Dan Schneider hasn’t forgotten what it’s like to be a kid, and his TV progeny Drake and Josh perfectly embody the goofy, unabashed fun that too few remember and even fewer get to revel in today. Based on the eponymous hit show on Nickelodeon, “Really Big Shrimp” relies mainly on physical comedy and the undeniable appeal of its stars in this fluffy summer vacation treat.
Framed like a supersized episode, the show’s second primetime pic revolves around the tumultuous but ultimately jovial relations between two very different stepbrothers. Drake (Drake Bell) is an impetuous musician popular with the girls. Josh (Josh Peck) is on the nerdy side. In the cutthroat teen social world, their paths would never cross. As stepbrothers, however, they have found enough common ground to form a solid partnership as well as a united front against their scheming younger sister, Megan (Miranda Cosgrove).
When Drake’s latest song, “Makes Me Happy,” garners the attention of a hotshot L.A. record exec, their seemingly uneventful summer hits the fast track. With the level-headed Josh as Drake’s manager, things seem to be falling into place.
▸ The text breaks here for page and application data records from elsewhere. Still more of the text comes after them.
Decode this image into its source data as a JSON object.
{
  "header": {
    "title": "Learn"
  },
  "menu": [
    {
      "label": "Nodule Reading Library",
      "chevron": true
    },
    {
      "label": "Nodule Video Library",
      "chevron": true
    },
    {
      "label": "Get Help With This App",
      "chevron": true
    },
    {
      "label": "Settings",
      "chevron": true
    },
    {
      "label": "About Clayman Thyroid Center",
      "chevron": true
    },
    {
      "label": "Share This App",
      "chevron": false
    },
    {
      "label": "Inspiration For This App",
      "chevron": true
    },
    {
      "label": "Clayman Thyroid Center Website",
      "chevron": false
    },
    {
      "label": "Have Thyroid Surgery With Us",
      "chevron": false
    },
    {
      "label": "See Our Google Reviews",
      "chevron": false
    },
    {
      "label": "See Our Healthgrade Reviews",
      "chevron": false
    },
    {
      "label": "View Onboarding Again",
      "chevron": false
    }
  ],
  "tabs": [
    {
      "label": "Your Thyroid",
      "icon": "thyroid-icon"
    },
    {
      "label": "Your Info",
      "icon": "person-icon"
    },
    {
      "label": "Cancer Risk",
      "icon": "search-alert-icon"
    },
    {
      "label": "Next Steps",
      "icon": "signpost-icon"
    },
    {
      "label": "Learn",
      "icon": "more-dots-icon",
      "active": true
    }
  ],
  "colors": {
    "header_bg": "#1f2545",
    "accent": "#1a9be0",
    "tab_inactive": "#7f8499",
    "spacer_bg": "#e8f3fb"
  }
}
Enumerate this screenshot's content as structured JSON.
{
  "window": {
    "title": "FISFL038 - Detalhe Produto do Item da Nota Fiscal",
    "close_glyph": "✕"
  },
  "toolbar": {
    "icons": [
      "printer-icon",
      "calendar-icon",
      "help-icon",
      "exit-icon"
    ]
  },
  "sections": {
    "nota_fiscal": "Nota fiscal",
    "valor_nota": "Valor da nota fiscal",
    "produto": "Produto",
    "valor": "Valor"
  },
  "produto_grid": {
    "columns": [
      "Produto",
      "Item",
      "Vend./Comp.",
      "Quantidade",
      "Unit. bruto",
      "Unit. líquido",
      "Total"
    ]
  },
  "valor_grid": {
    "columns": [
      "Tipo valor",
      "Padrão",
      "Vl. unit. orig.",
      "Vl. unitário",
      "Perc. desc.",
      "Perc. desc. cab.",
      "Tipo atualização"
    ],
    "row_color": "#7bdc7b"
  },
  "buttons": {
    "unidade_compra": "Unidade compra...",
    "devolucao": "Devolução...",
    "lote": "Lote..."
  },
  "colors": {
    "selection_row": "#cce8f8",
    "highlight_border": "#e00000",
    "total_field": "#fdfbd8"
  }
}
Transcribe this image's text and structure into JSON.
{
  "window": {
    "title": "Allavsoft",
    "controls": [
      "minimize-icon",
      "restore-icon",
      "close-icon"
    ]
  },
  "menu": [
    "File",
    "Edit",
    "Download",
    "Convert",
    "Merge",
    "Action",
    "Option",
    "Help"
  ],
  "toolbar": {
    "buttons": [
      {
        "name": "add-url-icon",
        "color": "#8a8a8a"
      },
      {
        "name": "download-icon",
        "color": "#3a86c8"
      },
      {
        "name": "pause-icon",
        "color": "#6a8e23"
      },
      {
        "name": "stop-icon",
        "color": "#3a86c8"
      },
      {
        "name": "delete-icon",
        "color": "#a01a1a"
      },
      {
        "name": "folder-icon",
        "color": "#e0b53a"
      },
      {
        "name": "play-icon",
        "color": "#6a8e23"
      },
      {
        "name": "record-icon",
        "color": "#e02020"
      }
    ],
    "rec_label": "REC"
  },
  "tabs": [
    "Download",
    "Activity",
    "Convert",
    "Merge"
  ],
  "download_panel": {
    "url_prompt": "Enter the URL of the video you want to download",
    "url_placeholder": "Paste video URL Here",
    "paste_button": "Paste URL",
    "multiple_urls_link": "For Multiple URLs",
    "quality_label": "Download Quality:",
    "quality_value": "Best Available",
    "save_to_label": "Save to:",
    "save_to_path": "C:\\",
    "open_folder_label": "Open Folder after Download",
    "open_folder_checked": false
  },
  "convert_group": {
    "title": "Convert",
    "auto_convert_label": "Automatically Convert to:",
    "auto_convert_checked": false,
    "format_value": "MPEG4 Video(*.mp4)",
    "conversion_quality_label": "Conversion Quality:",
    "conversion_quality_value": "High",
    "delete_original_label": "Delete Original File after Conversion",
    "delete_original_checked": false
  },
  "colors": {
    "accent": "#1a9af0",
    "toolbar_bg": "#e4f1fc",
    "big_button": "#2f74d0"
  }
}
All too quickly, however, the boys discover the trappings of sudden fame and are easily diverted by flirtatious recording studio assistants, massage chairs and, of course, the really big shrimp on the craft table.
Writers Schneider and George Doty IV know how to milk a lot of laughs out the seemingly simple plot — which also includes Josh unintentionally signing away creative control of Drake’s music — and yet remain strangers to subtlety. Several subplots bombard the pic, including a movie theater wedding and an ex-girlfriend who weasels her way into Josh’s dream job as assistant manager of said theater.
Humor runs the gamut from clever to base, and the pic feels kind of like a contempo version of “The Monkees,” only without the gimmicky camerawork. In fact, Bell looks and sounds like a cross between Peter Tork and Davy Jones, but with the talent to write both the theme and featured song and serve as a co-director of the pic.
Although Bell gets the guitar and the girls, the newly slim Peck is equally appealing, albeit in a self-deprecating kind of way.
The success of the show and the popularity of its characters are pleasant surprises in the usually tawdry TV teen landscape — a happy anomaly in that it continues to appeal to teens and tweens despite being squeaky clean. This is a world where independent movie theaters can still exist, with nice little lobbies for local bands to play in front of drug-free teens drinking legal beverages.
Still, it’s also a world where parents are idle or buffoonish at best, and mean-spirited pranks rule. To that end, Cosgrove’s sister Megan is an immensely irritating character. Her adversarial relationship with Drake and Josh recalls that of Newman and Seinfeld. Naturally, Cosgrove’s getting her own show next month on Nick — thankfully as a different character.